# TASK PROMPT
Report only how many lines of the records contain the word "chevron".

Records from a collection
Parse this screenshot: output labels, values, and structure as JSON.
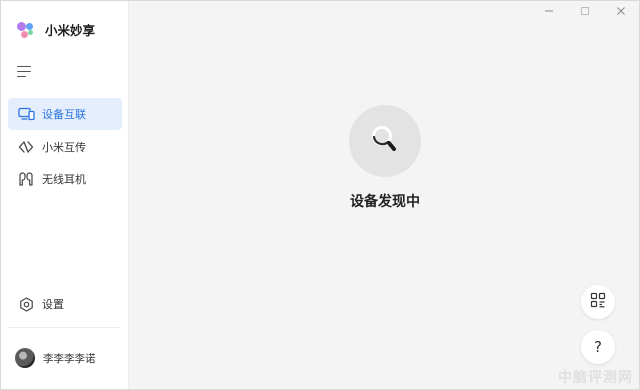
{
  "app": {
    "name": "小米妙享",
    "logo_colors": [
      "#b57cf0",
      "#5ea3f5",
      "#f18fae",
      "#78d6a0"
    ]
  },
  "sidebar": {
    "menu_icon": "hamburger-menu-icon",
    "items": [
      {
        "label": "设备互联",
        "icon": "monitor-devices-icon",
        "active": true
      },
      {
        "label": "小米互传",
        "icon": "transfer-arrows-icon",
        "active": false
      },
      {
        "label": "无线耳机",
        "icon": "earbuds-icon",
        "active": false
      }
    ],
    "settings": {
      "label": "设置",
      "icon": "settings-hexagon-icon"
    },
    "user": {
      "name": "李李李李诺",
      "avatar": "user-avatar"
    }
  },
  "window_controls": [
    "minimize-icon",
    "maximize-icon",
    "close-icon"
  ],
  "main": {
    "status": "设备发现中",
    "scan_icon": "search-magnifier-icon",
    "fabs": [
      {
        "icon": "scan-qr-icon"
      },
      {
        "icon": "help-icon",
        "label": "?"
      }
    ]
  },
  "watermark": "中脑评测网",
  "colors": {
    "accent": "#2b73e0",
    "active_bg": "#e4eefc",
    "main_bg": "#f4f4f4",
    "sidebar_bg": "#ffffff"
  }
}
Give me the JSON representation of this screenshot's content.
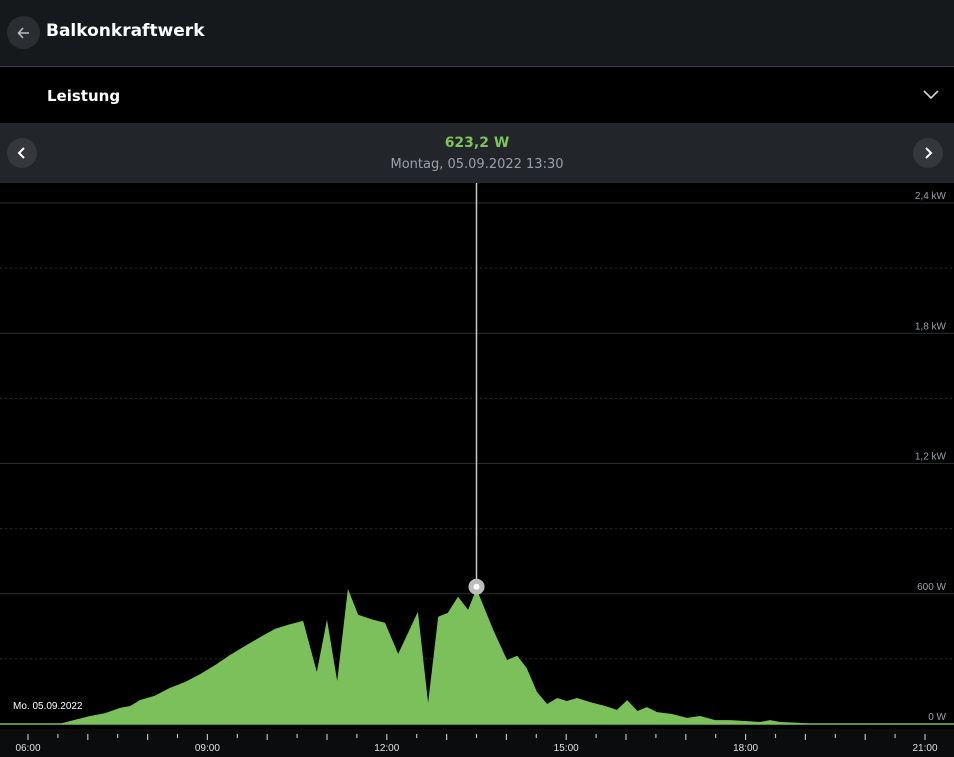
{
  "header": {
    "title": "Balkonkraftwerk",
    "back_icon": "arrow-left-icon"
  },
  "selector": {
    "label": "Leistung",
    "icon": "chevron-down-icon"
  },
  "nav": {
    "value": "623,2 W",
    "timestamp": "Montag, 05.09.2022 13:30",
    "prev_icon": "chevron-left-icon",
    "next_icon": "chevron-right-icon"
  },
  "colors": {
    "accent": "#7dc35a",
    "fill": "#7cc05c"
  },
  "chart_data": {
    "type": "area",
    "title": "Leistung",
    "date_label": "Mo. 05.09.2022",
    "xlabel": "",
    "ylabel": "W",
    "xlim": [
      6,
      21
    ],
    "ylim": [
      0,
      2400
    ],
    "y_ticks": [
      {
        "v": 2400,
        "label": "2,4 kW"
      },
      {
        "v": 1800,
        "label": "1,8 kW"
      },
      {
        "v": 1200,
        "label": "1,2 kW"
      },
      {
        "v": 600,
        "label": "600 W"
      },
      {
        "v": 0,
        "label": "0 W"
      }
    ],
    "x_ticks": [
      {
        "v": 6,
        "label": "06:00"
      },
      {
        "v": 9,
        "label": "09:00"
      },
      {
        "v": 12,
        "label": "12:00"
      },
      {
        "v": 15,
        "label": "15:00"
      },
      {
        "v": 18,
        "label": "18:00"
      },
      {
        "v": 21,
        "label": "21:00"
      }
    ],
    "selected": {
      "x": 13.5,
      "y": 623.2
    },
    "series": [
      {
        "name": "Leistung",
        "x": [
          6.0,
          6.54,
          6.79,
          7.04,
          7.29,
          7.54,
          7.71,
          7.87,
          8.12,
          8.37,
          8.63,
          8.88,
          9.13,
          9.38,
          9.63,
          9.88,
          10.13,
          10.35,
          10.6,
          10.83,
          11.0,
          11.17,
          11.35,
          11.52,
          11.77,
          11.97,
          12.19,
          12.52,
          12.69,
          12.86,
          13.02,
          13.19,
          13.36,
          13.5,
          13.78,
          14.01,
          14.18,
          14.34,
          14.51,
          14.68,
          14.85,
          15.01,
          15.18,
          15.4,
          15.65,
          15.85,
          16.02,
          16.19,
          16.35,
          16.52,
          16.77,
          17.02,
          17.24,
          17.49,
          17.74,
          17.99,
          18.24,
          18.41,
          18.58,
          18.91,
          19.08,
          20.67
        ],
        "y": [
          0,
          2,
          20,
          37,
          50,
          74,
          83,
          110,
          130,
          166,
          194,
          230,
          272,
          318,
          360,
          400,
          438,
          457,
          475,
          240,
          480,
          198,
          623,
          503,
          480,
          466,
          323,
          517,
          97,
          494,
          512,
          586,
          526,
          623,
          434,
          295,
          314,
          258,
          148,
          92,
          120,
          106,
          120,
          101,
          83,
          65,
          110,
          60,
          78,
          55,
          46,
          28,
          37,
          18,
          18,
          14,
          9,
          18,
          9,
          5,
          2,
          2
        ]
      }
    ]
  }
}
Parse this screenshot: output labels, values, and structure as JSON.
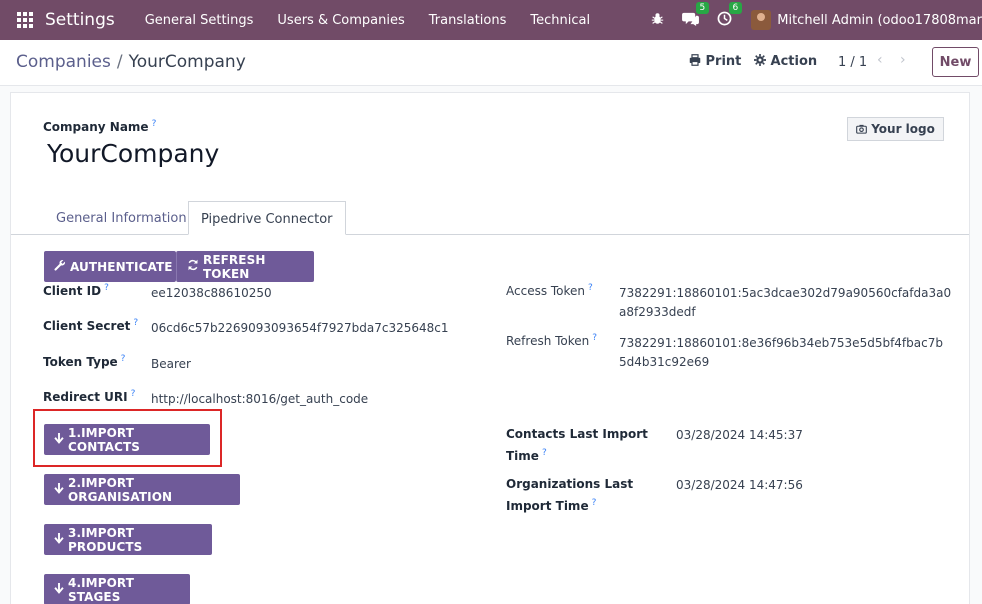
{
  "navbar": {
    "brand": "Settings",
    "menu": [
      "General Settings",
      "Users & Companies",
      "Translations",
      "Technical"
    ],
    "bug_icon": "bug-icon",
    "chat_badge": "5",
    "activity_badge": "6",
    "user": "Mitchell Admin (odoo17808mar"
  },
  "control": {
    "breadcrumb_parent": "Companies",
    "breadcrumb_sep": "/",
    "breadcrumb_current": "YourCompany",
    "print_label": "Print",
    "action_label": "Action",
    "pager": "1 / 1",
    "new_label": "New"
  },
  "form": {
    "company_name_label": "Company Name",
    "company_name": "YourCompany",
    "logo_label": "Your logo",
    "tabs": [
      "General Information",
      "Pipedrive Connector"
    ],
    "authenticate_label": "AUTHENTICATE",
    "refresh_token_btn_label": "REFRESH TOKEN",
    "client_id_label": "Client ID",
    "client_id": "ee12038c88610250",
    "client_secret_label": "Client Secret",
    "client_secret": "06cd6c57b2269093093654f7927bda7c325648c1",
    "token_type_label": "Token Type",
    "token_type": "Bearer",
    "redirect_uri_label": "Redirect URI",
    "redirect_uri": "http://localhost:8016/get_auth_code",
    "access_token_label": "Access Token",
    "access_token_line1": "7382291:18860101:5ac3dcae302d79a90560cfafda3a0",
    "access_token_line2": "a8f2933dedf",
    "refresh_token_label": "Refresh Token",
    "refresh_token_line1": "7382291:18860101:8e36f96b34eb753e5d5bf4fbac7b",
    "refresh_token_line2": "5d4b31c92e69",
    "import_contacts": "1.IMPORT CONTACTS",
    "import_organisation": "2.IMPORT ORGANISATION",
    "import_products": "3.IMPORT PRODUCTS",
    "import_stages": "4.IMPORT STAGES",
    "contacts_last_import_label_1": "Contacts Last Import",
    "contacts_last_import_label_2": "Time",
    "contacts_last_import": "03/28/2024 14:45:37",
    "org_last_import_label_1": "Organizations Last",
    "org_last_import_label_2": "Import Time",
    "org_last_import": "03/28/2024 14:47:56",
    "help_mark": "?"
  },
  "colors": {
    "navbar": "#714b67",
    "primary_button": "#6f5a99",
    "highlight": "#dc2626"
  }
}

# EXERCISE RESPONSE
3